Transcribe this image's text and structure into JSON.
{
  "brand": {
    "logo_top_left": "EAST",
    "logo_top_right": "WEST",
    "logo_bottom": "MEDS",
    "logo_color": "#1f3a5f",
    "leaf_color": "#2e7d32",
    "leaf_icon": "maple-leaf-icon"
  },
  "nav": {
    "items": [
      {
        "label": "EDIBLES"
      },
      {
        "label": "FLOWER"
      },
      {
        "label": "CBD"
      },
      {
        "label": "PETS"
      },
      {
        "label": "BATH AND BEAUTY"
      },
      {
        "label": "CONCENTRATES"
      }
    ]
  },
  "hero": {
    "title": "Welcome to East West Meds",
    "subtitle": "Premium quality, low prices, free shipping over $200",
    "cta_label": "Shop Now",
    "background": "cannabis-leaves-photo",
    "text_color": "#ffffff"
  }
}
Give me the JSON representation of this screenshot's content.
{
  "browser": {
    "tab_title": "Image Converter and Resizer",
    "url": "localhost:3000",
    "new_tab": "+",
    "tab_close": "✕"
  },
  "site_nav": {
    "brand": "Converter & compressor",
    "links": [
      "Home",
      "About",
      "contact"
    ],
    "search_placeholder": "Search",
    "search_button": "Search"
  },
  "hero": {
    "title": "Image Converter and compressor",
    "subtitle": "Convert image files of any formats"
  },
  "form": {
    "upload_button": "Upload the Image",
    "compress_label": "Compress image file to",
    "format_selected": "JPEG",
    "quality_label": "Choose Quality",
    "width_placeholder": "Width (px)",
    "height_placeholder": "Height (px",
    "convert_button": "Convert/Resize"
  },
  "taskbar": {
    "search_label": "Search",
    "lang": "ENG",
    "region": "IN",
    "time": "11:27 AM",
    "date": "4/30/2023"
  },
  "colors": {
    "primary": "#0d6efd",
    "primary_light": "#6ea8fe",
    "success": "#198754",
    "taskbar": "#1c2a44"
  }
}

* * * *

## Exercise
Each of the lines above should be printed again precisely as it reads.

## Solved problem
Transcribe this image's text and structure into JSON.
{
  "brand": {
    "logo_top_left": "EAST",
    "logo_top_right": "WEST",
    "logo_bottom": "MEDS",
    "logo_color": "#1f3a5f",
    "leaf_color": "#2e7d32",
    "leaf_icon": "maple-leaf-icon"
  },
  "nav": {
    "items": [
      {
        "label": "EDIBLES"
      },
      {
        "label": "FLOWER"
      },
      {
        "label": "CBD"
      },
      {
        "label": "PETS"
      },
      {
        "label": "BATH AND BEAUTY"
      },
      {
        "label": "CONCENTRATES"
      }
    ]
  },
  "hero": {
    "title": "Welcome to East West Meds",
    "subtitle": "Premium quality, low prices, free shipping over $200",
    "cta_label": "Shop Now",
    "background": "cannabis-leaves-photo",
    "text_color": "#ffffff"
  }
}
Give me the JSON representation of this screenshot's content.
{
  "browser": {
    "tab_title": "Image Converter and Resizer",
    "url": "localhost:3000",
    "new_tab": "+",
    "tab_close": "✕"
  },
  "site_nav": {
    "brand": "Converter & compressor",
    "links": [
      "Home",
      "About",
      "contact"
    ],
    "search_placeholder": "Search",
    "search_button": "Search"
  },
  "hero": {
    "title": "Image Converter and compressor",
    "subtitle": "Convert image files of any formats"
  },
  "form": {
    "upload_button": "Upload the Image",
    "compress_label": "Compress image file to",
    "format_selected": "JPEG",
    "quality_label": "Choose Quality",
    "width_placeholder": "Width (px)",
    "height_placeholder": "Height (px",
    "convert_button": "Convert/Resize"
  },
  "taskbar": {
    "search_label": "Search",
    "lang": "ENG",
    "region": "IN",
    "time": "11:27 AM",
    "date": "4/30/2023"
  },
  "colors": {
    "primary": "#0d6efd",
    "primary_light": "#6ea8fe",
    "success": "#198754",
    "taskbar": "#1c2a44"
  }
}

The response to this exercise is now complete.